BOISE, Idaho — Federal scientists are conducting a low-flow stream study in six Western states in an attempt to gain insights that could help resource managers better allocate scarce water supplies during future droughts.
U.S. Geological Survey workers are measuring flows and temperatures through September in nearly 500 streams mostly in upper tributaries in Idaho, California, Nevada, Oregon, Utah and Washington.
The report could ultimately be used for everything from deciding how much water to release from dams, how many cattle to allow on grazing allotments, how much water will be available for farmers in irrigation districts and decisions about rivers that contain fish protected under the Endangered Species Act.
“If water managers can understand which streams are most vulnerable it helps them target efforts for drought relief,” said Chris Konrad, a research hydrologist with the federal agency and the study’s project chief.
The spring snowpack in the West in 2015 was much lower than long-term averages, and many rivers in the region are now at historically low flows.
What is especially unusual about the low snowpack, Konrad said, is that many areas received average amounts of precipitation. However, it came down as rain rather than snow, meaning it immediately ran through basins rather than forming a high-elevation snowpack that functions as a kind of reservoir slowly melting through the summer to replenish streams.
“This is pretty extreme by historical standards,” Konrad said. “I don’t know that we can expect this kind of year frequently.
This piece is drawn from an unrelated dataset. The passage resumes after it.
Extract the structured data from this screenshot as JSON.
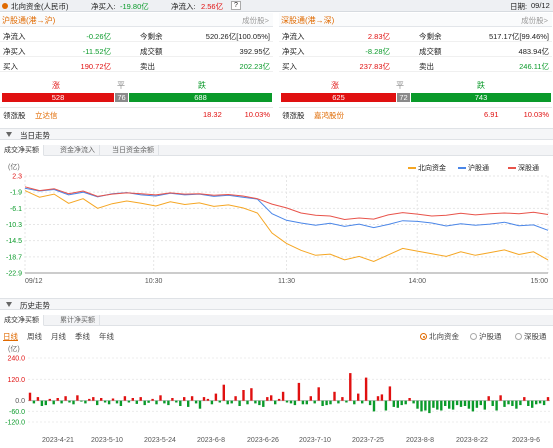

But at the same time, we also know climate models are telling us we should expect warmer winters and in some years less snowpack. If we see one year like this, it’s likely that we’ll see more years like this.”